### Exercise aim
Show each line of the data below in which "INTERVALOS" occurs.

== Segment start ==

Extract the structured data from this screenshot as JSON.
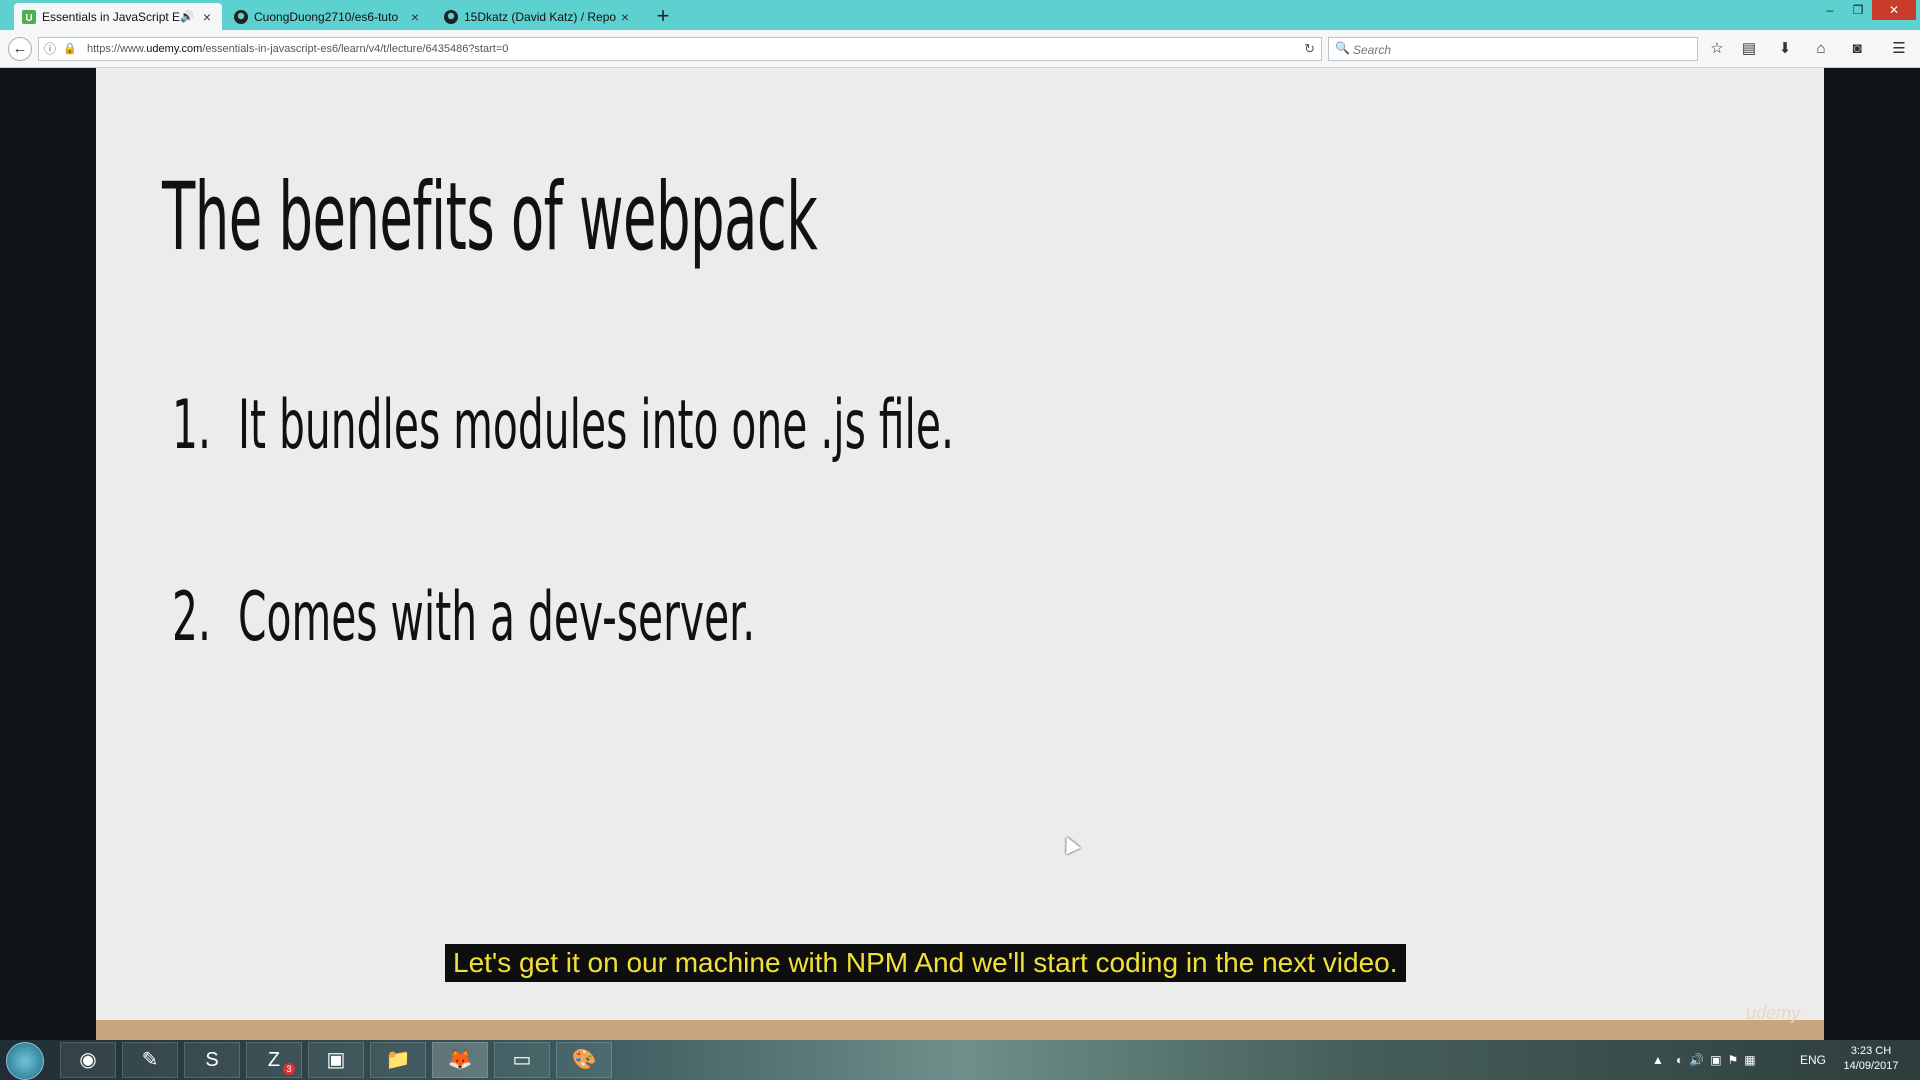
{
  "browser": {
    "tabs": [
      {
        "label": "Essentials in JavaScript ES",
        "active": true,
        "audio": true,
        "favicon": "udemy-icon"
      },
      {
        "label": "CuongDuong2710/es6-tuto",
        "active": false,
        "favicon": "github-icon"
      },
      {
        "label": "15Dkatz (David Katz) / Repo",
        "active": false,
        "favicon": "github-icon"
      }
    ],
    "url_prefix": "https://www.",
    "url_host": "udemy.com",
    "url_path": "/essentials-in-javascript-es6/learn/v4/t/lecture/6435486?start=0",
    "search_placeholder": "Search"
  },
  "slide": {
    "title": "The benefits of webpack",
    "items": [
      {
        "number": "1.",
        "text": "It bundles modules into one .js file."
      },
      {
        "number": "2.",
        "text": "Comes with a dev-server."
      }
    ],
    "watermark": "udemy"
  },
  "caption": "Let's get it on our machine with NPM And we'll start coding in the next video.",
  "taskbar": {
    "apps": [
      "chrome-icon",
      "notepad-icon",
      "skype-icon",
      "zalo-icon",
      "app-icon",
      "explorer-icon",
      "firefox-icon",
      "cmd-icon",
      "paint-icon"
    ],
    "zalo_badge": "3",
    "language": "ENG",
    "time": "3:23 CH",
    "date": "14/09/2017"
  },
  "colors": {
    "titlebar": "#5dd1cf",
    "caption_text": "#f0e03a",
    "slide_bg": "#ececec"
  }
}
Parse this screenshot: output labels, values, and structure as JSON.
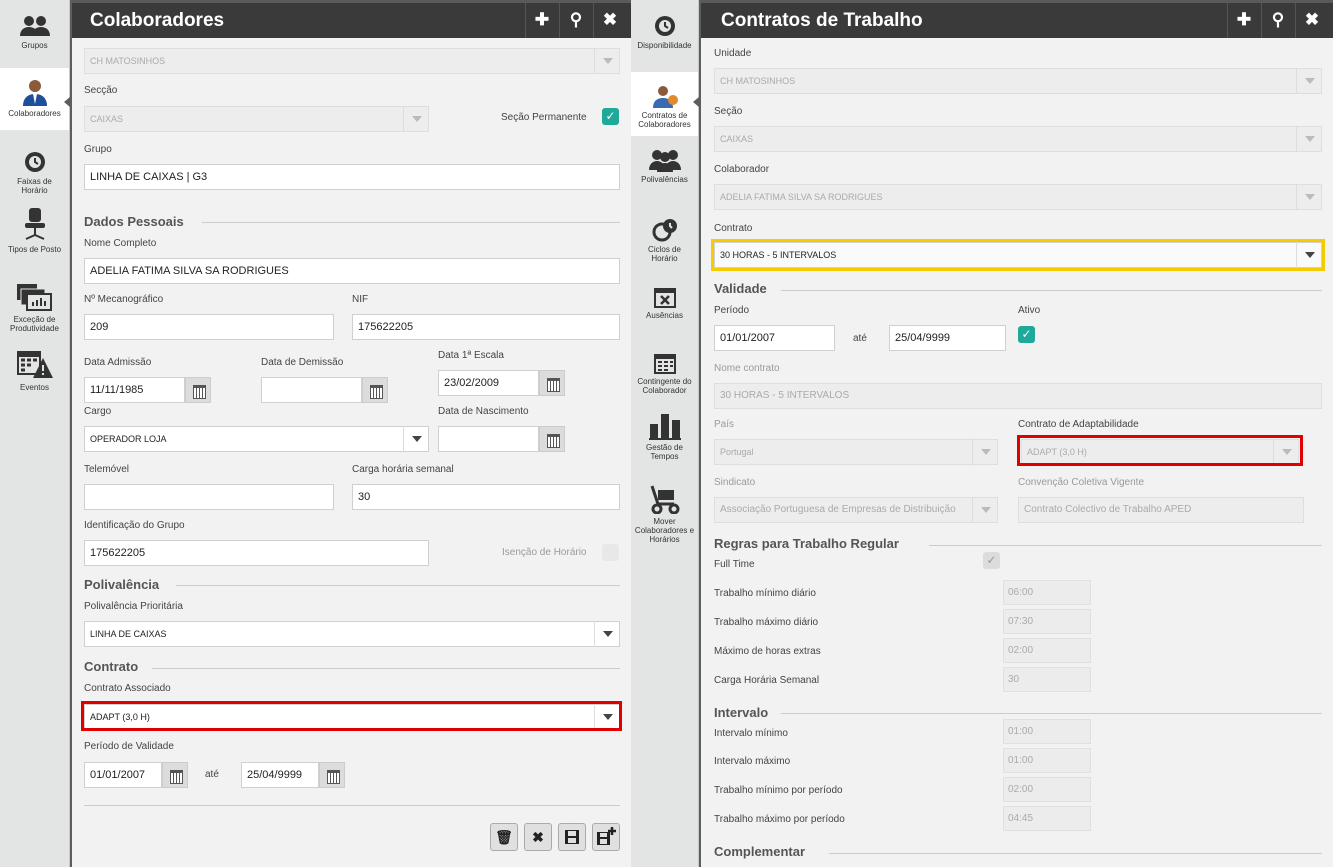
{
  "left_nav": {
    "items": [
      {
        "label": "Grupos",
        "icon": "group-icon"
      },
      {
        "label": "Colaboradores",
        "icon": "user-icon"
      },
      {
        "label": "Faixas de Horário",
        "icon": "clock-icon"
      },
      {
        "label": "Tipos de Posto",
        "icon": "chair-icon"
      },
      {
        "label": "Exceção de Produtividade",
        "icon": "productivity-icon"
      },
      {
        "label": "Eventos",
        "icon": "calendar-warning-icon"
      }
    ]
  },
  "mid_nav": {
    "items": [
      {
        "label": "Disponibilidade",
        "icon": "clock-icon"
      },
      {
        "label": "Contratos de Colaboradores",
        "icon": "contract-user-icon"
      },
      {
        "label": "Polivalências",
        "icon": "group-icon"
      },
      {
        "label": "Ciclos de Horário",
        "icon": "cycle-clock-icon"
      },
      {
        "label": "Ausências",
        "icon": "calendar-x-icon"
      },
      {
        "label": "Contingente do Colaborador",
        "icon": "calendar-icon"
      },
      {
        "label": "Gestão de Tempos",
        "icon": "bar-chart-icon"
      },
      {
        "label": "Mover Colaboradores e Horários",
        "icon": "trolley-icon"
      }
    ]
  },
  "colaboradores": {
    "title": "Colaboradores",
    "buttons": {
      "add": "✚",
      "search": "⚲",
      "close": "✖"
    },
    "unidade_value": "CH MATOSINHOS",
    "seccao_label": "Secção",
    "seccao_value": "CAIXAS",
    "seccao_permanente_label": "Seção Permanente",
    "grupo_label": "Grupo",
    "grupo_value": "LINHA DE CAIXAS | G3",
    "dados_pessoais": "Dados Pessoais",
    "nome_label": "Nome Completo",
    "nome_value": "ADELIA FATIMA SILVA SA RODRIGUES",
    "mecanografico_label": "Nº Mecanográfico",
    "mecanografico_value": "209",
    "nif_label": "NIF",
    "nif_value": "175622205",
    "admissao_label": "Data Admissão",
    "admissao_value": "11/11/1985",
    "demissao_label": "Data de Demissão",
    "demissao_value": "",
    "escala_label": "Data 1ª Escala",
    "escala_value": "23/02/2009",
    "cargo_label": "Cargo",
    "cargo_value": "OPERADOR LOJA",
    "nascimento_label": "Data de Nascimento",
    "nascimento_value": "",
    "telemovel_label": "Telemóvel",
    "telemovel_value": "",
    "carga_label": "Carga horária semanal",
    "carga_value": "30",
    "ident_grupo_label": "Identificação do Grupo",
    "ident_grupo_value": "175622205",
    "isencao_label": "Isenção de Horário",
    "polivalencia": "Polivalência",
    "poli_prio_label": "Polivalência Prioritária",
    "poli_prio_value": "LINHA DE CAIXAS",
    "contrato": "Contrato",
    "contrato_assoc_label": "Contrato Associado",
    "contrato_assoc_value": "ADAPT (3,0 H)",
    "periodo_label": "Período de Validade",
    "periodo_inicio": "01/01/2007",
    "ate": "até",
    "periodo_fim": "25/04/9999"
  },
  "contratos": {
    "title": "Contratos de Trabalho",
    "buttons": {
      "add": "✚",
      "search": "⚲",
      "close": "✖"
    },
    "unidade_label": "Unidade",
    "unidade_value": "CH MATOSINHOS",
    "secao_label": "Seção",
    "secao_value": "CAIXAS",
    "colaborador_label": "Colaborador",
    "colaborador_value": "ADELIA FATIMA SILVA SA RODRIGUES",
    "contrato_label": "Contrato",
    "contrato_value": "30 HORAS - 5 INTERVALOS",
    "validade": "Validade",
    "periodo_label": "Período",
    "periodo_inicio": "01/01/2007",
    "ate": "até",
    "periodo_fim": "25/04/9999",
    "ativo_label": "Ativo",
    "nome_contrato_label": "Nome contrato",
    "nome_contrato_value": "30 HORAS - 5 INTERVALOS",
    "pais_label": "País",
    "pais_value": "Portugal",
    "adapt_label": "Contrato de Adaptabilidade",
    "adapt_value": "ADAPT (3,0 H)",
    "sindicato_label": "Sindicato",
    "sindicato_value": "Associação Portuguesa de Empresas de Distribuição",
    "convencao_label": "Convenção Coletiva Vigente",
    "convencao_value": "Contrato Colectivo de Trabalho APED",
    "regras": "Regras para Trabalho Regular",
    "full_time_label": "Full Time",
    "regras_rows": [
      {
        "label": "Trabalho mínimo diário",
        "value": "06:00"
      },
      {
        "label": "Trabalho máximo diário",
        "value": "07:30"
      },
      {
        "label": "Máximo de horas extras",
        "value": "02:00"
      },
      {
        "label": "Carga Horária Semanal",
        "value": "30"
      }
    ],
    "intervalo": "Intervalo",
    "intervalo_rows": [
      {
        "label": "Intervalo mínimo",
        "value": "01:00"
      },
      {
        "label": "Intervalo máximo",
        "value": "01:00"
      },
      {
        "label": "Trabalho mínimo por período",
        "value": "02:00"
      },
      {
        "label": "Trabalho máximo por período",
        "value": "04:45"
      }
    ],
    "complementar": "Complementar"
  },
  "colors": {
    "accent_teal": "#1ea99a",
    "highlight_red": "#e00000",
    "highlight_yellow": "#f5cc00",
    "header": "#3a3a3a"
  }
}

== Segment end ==

### Exercise response
    "contrato_value": "30 HORAS - 5 INTERVALOS",
    "nome_contrato_value": "30 HORAS - 5 INTERVALOS",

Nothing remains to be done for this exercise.